__WHAT THE TASK ASKS__: Within these entries, how many lines contain the word "card"? Answer with the number alone.
BEGIN RAW DATA
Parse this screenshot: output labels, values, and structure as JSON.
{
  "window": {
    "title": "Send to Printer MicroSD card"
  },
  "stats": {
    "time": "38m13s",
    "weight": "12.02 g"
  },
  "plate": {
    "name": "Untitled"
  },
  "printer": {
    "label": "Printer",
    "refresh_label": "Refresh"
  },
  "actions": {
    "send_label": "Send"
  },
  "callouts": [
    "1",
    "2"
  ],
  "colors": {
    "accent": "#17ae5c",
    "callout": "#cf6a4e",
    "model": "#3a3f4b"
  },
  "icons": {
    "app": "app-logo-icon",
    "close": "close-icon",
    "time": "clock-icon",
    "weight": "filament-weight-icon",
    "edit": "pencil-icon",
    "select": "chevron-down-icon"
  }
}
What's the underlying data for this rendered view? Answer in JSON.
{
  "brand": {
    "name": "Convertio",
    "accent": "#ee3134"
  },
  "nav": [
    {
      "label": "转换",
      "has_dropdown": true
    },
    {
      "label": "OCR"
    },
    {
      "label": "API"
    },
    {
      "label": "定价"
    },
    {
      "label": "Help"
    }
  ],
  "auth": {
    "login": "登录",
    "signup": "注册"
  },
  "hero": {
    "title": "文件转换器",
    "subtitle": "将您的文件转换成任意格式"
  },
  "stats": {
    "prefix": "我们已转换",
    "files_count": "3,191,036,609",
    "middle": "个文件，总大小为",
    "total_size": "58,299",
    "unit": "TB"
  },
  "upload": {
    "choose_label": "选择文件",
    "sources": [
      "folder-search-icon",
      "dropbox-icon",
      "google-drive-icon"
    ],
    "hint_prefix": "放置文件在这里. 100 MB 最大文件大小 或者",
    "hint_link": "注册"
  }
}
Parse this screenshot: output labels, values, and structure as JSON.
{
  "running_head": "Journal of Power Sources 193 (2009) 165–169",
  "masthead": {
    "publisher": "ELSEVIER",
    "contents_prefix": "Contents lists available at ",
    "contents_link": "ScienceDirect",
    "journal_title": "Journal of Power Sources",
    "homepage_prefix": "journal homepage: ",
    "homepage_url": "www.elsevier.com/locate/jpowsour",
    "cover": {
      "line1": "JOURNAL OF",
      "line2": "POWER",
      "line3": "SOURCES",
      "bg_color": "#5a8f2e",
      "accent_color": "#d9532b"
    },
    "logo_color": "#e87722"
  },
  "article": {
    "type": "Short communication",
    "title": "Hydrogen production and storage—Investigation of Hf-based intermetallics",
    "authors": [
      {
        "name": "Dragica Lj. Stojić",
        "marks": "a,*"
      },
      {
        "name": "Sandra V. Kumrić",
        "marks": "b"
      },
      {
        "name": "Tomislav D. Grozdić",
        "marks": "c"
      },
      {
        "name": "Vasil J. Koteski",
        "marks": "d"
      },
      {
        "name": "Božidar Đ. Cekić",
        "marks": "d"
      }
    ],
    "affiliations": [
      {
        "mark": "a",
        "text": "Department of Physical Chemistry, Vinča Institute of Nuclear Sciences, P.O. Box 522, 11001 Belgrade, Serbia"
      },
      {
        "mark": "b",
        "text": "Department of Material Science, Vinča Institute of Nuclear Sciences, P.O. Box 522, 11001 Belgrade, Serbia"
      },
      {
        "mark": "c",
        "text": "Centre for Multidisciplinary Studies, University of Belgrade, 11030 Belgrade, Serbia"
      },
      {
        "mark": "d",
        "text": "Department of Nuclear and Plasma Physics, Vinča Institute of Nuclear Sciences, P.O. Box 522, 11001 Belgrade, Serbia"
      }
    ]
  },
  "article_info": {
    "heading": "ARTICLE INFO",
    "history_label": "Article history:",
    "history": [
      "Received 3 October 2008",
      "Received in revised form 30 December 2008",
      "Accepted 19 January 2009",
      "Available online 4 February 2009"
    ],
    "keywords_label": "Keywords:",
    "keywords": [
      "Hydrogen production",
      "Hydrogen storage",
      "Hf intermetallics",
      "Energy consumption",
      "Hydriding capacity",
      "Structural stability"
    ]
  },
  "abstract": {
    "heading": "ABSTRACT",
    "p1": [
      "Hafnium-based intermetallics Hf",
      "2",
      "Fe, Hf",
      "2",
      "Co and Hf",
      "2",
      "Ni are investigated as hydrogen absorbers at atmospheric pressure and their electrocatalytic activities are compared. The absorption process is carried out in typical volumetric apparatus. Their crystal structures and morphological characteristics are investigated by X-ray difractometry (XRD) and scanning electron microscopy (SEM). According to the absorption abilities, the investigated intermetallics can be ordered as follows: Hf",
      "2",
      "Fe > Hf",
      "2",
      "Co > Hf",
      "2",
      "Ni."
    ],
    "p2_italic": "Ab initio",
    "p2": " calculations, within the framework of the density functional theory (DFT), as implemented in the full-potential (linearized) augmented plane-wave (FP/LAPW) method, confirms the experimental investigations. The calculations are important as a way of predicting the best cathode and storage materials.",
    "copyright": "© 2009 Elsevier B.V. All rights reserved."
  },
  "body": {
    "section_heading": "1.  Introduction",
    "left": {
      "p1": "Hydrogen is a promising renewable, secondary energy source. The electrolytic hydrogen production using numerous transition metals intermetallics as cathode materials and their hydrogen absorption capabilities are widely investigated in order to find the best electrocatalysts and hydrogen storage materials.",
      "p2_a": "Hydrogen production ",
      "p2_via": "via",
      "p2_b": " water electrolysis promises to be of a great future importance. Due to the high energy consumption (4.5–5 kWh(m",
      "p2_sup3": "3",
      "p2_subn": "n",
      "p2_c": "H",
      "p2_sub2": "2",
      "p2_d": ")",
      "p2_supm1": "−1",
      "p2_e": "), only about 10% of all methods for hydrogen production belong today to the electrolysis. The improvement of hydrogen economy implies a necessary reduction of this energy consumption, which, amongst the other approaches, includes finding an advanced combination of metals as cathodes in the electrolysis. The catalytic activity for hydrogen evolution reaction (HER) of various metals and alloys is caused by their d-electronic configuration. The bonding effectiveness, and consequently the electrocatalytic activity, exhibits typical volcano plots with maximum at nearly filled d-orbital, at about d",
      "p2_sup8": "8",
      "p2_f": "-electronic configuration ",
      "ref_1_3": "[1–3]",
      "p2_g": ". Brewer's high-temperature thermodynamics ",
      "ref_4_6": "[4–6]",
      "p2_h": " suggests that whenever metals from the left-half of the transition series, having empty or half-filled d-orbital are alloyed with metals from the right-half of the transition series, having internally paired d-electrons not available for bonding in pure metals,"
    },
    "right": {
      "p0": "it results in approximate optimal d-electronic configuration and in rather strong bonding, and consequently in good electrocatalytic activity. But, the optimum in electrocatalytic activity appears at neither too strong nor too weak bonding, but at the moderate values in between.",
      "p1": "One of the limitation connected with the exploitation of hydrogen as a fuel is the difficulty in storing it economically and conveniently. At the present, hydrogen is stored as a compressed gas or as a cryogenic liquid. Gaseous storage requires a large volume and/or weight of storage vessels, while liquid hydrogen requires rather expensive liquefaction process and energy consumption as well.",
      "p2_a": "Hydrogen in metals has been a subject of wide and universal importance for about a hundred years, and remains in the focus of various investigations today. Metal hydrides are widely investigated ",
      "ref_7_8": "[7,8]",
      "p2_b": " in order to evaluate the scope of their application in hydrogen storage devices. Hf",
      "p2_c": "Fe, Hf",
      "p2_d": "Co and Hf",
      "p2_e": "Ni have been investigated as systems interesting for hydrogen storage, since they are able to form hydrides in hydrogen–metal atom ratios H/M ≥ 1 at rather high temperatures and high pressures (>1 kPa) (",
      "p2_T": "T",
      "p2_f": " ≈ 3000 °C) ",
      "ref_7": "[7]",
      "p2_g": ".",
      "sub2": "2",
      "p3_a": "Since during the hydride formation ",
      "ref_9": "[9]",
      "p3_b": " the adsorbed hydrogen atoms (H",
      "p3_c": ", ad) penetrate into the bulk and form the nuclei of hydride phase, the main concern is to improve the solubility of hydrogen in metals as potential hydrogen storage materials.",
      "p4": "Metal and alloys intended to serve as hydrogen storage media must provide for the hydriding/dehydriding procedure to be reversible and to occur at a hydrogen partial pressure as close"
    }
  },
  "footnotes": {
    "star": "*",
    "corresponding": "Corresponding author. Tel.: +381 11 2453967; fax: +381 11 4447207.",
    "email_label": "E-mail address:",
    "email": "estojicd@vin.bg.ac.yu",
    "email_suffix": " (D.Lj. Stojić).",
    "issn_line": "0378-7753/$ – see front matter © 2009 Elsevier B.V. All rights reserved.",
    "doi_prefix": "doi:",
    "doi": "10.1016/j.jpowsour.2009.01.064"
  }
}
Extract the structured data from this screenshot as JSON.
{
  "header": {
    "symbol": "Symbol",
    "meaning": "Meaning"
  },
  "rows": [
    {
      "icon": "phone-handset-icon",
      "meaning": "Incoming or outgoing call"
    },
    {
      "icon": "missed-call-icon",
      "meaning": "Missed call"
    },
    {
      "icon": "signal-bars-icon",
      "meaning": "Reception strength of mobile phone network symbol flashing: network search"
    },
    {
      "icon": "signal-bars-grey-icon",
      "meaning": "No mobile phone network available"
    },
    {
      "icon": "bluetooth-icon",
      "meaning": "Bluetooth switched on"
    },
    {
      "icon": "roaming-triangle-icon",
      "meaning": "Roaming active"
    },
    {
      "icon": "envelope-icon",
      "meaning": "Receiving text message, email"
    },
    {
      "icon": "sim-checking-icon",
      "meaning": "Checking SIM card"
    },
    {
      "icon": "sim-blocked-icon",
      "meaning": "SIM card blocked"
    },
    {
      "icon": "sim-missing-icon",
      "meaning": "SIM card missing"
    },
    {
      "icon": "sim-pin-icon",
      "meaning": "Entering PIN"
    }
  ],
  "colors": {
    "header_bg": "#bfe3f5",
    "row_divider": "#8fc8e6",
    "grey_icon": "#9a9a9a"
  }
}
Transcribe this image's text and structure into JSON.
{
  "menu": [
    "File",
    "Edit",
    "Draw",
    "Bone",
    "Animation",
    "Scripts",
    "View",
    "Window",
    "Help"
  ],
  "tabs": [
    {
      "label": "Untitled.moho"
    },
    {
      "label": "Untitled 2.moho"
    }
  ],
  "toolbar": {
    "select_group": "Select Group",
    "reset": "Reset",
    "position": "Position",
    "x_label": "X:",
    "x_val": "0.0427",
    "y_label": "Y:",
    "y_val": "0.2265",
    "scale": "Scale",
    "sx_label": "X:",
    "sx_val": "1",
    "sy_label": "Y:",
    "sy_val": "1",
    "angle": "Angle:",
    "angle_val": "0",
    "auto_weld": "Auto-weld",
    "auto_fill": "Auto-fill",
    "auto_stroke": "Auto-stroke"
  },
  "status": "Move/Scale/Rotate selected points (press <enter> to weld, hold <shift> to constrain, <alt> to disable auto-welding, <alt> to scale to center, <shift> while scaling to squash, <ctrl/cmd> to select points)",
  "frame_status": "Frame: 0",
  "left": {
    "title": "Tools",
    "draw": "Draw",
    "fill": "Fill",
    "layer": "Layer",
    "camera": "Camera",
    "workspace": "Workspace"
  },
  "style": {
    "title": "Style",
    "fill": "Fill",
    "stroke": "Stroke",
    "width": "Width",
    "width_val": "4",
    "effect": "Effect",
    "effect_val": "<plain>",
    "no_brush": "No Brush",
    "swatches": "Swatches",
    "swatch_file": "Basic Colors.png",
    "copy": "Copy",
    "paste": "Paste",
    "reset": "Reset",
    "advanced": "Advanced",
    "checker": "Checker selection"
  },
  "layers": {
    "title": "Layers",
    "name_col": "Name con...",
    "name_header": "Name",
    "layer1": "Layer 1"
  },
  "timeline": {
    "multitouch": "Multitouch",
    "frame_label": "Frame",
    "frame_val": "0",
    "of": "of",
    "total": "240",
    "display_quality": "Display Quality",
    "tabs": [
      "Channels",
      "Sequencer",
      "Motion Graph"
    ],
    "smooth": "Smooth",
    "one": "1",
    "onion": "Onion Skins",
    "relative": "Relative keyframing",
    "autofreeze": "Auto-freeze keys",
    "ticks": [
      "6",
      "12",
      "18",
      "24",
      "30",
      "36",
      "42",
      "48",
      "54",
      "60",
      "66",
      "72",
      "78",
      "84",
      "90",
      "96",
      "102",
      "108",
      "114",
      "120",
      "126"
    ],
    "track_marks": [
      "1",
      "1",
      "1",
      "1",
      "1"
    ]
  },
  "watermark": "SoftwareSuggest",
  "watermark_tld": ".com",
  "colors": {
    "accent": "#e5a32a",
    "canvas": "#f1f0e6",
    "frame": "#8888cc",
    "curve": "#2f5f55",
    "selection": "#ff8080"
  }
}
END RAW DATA
__FINISHED EXERCISE__: 4